Facing East - click image to enlarge
Although I couldn't see any indication on the ground, we must've had a light frost, because as the sun hit the leaves of practically everything around me, there was a chorus of drips hitting other leaves and then hitting the ground. It was like living in a rainforest - a completely different environment to when the sun is up and everything is dry. For now though, there was raindrop music to listen to.
Pigeon pea caked in dew
Just off from the verandah, I saw my small vegetable bed growing leeks, cauliflower, beans, herbs, luffa, chickweed and tomatoes. None of the veg is ready to eat yet, but it was a comforting sight to greet a full bed of green, nonetheless. I have more luck growing vegetables in winter, than in summer, because the conditions are milder.

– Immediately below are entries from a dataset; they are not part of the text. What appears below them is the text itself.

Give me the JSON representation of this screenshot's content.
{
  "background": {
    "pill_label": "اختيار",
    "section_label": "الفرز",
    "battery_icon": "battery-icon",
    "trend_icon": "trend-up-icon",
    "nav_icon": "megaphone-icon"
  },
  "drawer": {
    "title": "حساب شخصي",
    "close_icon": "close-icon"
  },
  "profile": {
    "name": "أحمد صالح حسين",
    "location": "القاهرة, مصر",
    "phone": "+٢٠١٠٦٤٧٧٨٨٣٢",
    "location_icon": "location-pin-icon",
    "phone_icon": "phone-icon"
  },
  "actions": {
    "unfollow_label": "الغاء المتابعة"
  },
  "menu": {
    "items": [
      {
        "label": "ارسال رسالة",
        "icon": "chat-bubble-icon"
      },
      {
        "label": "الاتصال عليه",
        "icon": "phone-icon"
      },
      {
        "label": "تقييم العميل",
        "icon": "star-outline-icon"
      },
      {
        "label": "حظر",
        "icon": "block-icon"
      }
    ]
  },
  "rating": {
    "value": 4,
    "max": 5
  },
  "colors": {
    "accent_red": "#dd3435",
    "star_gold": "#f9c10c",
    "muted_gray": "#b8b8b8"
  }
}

A promise of something to come
I walked down to the lower level of the backyard, and saw more sunlight breaking through to light the ground. As I'm below the house and below the street, it started to feel more like a secluded garden. The early birds were zipping between the bushes, doing their morning chores and occasionally dipping into the water we put around the yard for them and the kangaroos.
Lawn is mostly chickweed
A little bit further down from the lawn, I caught a glimpse of the native ginger I planted. It seems to have survived in this spot for several years, although I hear they don't like the frost.
Large green leaves of Native Ginger
This pocket is very close to the gully, which collects all the frost which flows down into it. Yet miraculously, my native ginger survives. One day I will work on this area more, but for now my efforts are focused on the top swale above the house (more on that in another post).
Sun is getting higher
I walked down to the gully next, which is the lowest part of our garden. It was rather beautiful and I see why the birds utilise this area a lot. It seems to be the most protected part of the garden, with plenty of trees and shrubs to hide in. There is a different kind of energy in this part of the garden to any other. There's a north and south facing slope which terminate at this gully, so all the natural energy merges here. It was a very peaceful place to watch the sun rising in the East.
Making my way back to the house, I came to the footbridge David made out of felled logs. It was the first time I saw fungi growing on it - but in truth, it was the sunlight hitting the log which drew my attention to it. When I go on an early morning walk, the sun seems to direct my senses, and I can now understand why plants find the perfect spots to grow in nature. They are following the path of the sunlight too.
After admiring the fungi on the log bridge, I slowly crossed it and then looked up to see...
Our house on the hill
Our house was being bathed in the morning sunlight, and I knew that is where my next destination would be. It was nearly time for breakfast, and a warm hug from my family.